INFORMATION GIVEN:
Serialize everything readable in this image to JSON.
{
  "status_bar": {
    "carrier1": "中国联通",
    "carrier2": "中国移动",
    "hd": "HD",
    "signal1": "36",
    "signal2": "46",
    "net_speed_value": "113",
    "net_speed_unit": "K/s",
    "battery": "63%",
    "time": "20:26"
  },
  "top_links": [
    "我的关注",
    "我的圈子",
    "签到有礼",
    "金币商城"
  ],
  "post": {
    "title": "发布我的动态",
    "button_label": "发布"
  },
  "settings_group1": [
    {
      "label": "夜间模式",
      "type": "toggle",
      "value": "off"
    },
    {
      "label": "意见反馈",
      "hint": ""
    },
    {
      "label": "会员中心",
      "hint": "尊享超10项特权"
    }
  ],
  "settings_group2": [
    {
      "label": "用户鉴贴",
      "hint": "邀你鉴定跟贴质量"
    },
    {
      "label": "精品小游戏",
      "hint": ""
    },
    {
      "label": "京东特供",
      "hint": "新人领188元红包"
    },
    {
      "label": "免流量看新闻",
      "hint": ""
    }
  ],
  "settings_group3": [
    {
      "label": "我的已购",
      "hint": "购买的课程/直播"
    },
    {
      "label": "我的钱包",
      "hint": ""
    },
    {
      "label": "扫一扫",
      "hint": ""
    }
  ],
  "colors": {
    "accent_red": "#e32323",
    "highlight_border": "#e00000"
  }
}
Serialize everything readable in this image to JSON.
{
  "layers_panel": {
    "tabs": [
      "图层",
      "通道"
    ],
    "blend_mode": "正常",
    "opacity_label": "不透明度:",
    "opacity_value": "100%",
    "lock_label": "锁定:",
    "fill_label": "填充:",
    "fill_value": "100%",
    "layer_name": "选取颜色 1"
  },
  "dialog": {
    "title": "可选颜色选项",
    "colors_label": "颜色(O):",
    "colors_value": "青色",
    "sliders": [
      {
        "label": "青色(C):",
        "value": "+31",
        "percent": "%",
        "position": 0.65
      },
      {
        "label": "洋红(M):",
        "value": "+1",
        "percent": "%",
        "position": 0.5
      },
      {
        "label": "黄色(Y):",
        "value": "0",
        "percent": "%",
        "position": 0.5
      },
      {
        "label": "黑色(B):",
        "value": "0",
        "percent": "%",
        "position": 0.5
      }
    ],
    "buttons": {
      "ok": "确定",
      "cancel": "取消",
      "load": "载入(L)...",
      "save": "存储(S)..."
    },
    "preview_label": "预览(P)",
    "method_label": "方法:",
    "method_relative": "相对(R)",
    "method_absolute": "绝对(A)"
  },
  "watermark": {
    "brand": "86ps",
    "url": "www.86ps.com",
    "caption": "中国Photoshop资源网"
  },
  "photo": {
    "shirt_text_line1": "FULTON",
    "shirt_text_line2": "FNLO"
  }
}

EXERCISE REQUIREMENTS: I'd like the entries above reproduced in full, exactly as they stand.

WRITTEN ANSWER:
Serialize everything readable in this image to JSON.
{
  "status_bar": {
    "carrier1": "中国联通",
    "carrier2": "中国移动",
    "hd": "HD",
    "signal1": "36",
    "signal2": "46",
    "net_speed_value": "113",
    "net_speed_unit": "K/s",
    "battery": "63%",
    "time": "20:26"
  },
  "top_links": [
    "我的关注",
    "我的圈子",
    "签到有礼",
    "金币商城"
  ],
  "post": {
    "title": "发布我的动态",
    "button_label": "发布"
  },
  "settings_group1": [
    {
      "label": "夜间模式",
      "type": "toggle",
      "value": "off"
    },
    {
      "label": "意见反馈",
      "hint": ""
    },
    {
      "label": "会员中心",
      "hint": "尊享超10项特权"
    }
  ],
  "settings_group2": [
    {
      "label": "用户鉴贴",
      "hint": "邀你鉴定跟贴质量"
    },
    {
      "label": "精品小游戏",
      "hint": ""
    },
    {
      "label": "京东特供",
      "hint": "新人领188元红包"
    },
    {
      "label": "免流量看新闻",
      "hint": ""
    }
  ],
  "settings_group3": [
    {
      "label": "我的已购",
      "hint": "购买的课程/直播"
    },
    {
      "label": "我的钱包",
      "hint": ""
    },
    {
      "label": "扫一扫",
      "hint": ""
    }
  ],
  "colors": {
    "accent_red": "#e32323",
    "highlight_border": "#e00000"
  }
}
Serialize everything readable in this image to JSON.
{
  "layers_panel": {
    "tabs": [
      "图层",
      "通道"
    ],
    "blend_mode": "正常",
    "opacity_label": "不透明度:",
    "opacity_value": "100%",
    "lock_label": "锁定:",
    "fill_label": "填充:",
    "fill_value": "100%",
    "layer_name": "选取颜色 1"
  },
  "dialog": {
    "title": "可选颜色选项",
    "colors_label": "颜色(O):",
    "colors_value": "青色",
    "sliders": [
      {
        "label": "青色(C):",
        "value": "+31",
        "percent": "%",
        "position": 0.65
      },
      {
        "label": "洋红(M):",
        "value": "+1",
        "percent": "%",
        "position": 0.5
      },
      {
        "label": "黄色(Y):",
        "value": "0",
        "percent": "%",
        "position": 0.5
      },
      {
        "label": "黑色(B):",
        "value": "0",
        "percent": "%",
        "position": 0.5
      }
    ],
    "buttons": {
      "ok": "确定",
      "cancel": "取消",
      "load": "载入(L)...",
      "save": "存储(S)..."
    },
    "preview_label": "预览(P)",
    "method_label": "方法:",
    "method_relative": "相对(R)",
    "method_absolute": "绝对(A)"
  },
  "watermark": {
    "brand": "86ps",
    "url": "www.86ps.com",
    "caption": "中国Photoshop资源网"
  },
  "photo": {
    "shirt_text_line1": "FULTON",
    "shirt_text_line2": "FNLO"
  }
}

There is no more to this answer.